My interview with success story, Molly!
Naomi: How did you find your current job?
Molly: I learned about my current job from my personal and professional community here in Santa Barbara. For that matter, I learned about the residency position I held last year from my professional community in Seattle. I always tire of talking and worrying about networking, but the networks that helped me find these jobs were the natural ones, borne out of good working relationships in libraries and honest friendships with people outside the library.
Naomi: Favorite library you have been to?
Molly: In graduate school I studied abroad for a month in the Netherlands. The DOK Library Concept Center in Delft is the loveliest library I’ve been to. This library takes risks, uses technology creatively and meaningfully, has an innovation department, lends artwork, welcomes children with imaginative spaces, knows its community and engages with it well, and so is, of course, filled with energy and life.
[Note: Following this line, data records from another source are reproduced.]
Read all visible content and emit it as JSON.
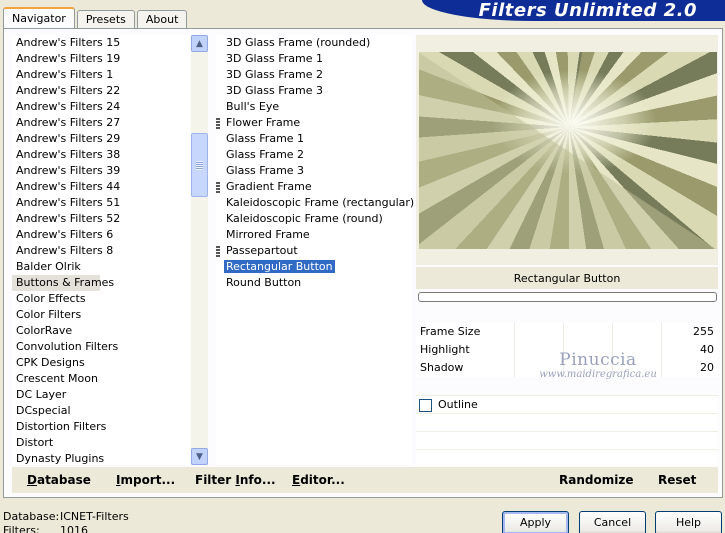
{
  "app": {
    "brand_title": "Filters Unlimited 2.0"
  },
  "tabs": [
    {
      "label": "Navigator",
      "active": true
    },
    {
      "label": "Presets",
      "active": false
    },
    {
      "label": "About",
      "active": false
    }
  ],
  "categories": {
    "items": [
      "Andrew's Filters 15",
      "Andrew's Filters 19",
      "Andrew's Filters 1",
      "Andrew's Filters 22",
      "Andrew's Filters 24",
      "Andrew's Filters 27",
      "Andrew's Filters 29",
      "Andrew's Filters 38",
      "Andrew's Filters 39",
      "Andrew's Filters 44",
      "Andrew's Filters 51",
      "Andrew's Filters 52",
      "Andrew's Filters 6",
      "Andrew's Filters 8",
      "Balder Olrik",
      "Buttons & Frames",
      "Color Effects",
      "Color Filters",
      "ColorRave",
      "Convolution Filters",
      "CPK Designs",
      "Crescent Moon",
      "DC Layer",
      "DCspecial",
      "Distortion Filters",
      "Distort",
      "Dynasty Plugins"
    ],
    "selected": "Buttons & Frames",
    "scroll_up_icon": "chevron-up-icon",
    "scroll_down_icon": "chevron-down-icon"
  },
  "filters": {
    "items": [
      {
        "label": "3D Glass Frame (rounded)",
        "marked": false
      },
      {
        "label": "3D Glass Frame 1",
        "marked": false
      },
      {
        "label": "3D Glass Frame 2",
        "marked": false
      },
      {
        "label": "3D Glass Frame 3",
        "marked": false
      },
      {
        "label": "Bull's Eye",
        "marked": false
      },
      {
        "label": "Flower Frame",
        "marked": true
      },
      {
        "label": "Glass Frame 1",
        "marked": false
      },
      {
        "label": "Glass Frame 2",
        "marked": false
      },
      {
        "label": "Glass Frame 3",
        "marked": false
      },
      {
        "label": "Gradient Frame",
        "marked": true
      },
      {
        "label": "Kaleidoscopic Frame (rectangular)",
        "marked": false
      },
      {
        "label": "Kaleidoscopic Frame (round)",
        "marked": false
      },
      {
        "label": "Mirrored Frame",
        "marked": false
      },
      {
        "label": "Passepartout",
        "marked": true
      },
      {
        "label": "Rectangular Button",
        "marked": false
      },
      {
        "label": "Round Button",
        "marked": false
      }
    ],
    "selected": "Rectangular Button"
  },
  "preview": {
    "filter_title": "Rectangular Button"
  },
  "parameters": [
    {
      "name": "Frame Size",
      "value": "255"
    },
    {
      "name": "Highlight",
      "value": "40"
    },
    {
      "name": "Shadow",
      "value": "20"
    }
  ],
  "watermark": {
    "name": "Pinuccia",
    "site": "www.maidiregrafica.eu"
  },
  "options": {
    "outline_label": "Outline",
    "outline_checked": false
  },
  "bottom_buttons": {
    "database_pre": "",
    "database_key": "D",
    "database_post": "atabase",
    "import_pre": "",
    "import_key": "I",
    "import_post": "mport...",
    "filter_info_pre": "Filter ",
    "filter_info_key": "I",
    "filter_info_post": "nfo...",
    "editor_pre": "",
    "editor_key": "E",
    "editor_post": "ditor...",
    "randomize": "Randomize",
    "reset": "Reset"
  },
  "status": {
    "database_label": "Database:",
    "database_value": "ICNET-Filters",
    "filters_label": "Filters:",
    "filters_value": "1016"
  },
  "dialog_buttons": {
    "apply": "Apply",
    "cancel": "Cancel",
    "help": "Help"
  }
}
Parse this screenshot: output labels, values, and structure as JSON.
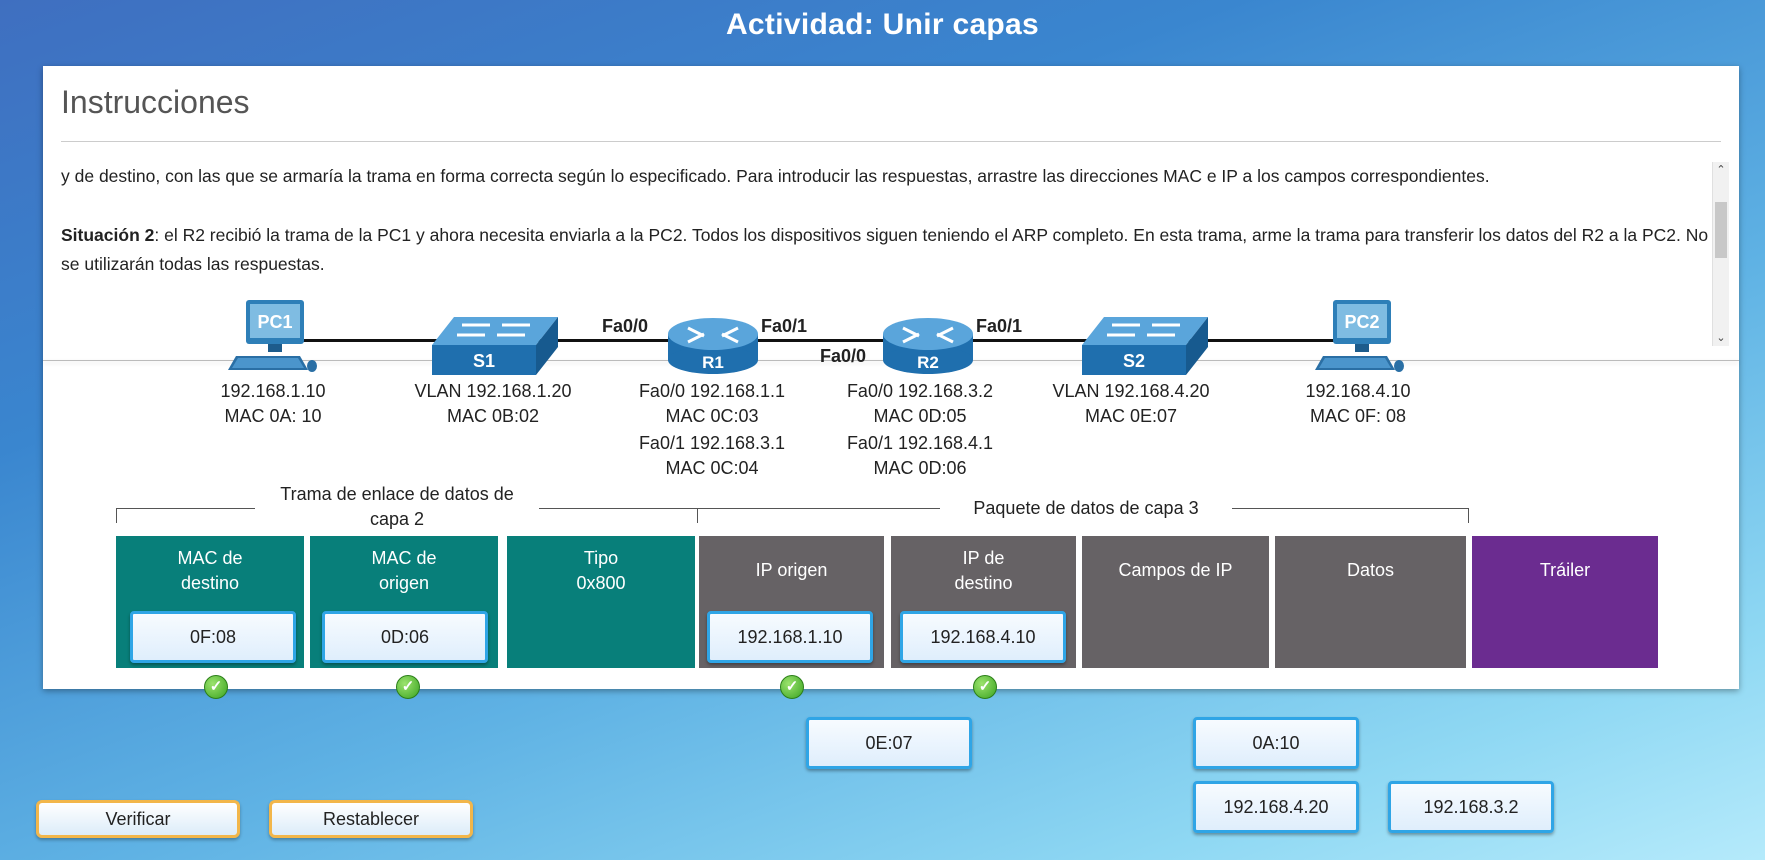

Naomi: Favorite book?
Molly: The book that speaks to me most forcefully is Gilead by Marilynne Robinson. She writes, “It all means more than I can tell you. So you must not judge what I know by what I find words for.” And also, “People are always up in the night, with their colicky babies and their sick children, or fighting or worrying or full of guilt… And I’d pray for them. And I’d imagine peace they didn’t expect and couldn’t account for descending on their illness or their quarreling or their dreams. Then I’d go into the church and pray some more and wait for daylight. I’ve often been sorry to see a night end, even while I have loved seeing the dawn come. Trees sound different at night, and they smell different, too.”
Naomi: Favorite thing about libraries/library technology?
Molly: I love that libraries are home to ideas, printed and electronic, and that libraries are places where ideas are shared. I love library technology that puts no barriers between a person and the piece of knowledge or information he needs to help bolster his argument, enhance his research claims, find reliable consumer health information, learn how to knit, or get wrapped in a story.
Naomi:Any websites or feeds or blogs we should be following?
Molly: I find anything Aaron Schmidt writes worthwhile: www.walkingpaper.org
Jaap van de Geer and Erik Boekesteijn, of the DOK, are always inspiring: http://www.thisweekinlibraries.com/
Naomi:Best piece of job hunting advice?
Molly: If you’re able and willing to take a residency or something like it (read more here: http://acrl.ala.org/residency/) I highly recommend it. My experience as a “library resident” was a natural extension of what I learned in graduate school. I was lucky enough to work with librarians at SBCC who love their jobs and were keen that I should learn and love the profession, too. In so far as you’re able, take a risk on something short term or in a new city or with a different community of users. Broadly speaking, just take a risk.
I was born in the sweet land of Minnesota, and eventually I became a librarian.
I went to Cal Poly, San Luis Obispo, another sweet land, and studied Elementary Education. After graduating, I explored work in social service organizations and eventually served as an AmeriCorps*VISTA member at the Saint Paul Public Library coordinating early-literacy programs. That put me on the path to librarianship. I earned my MLIS from the iSchool at the University of Washington in June 2011.
For the 2011-2012 academic year I worked as the Library Resident at Santa Barbara City College. I can’t recommend pursuing a residency like this one enough. It was an excellent initial position out of graduate school. I’m now the Web Services/Research & Instruction Librarian at Westmont College, a small Christian liberal arts college also here in Santa Barbara.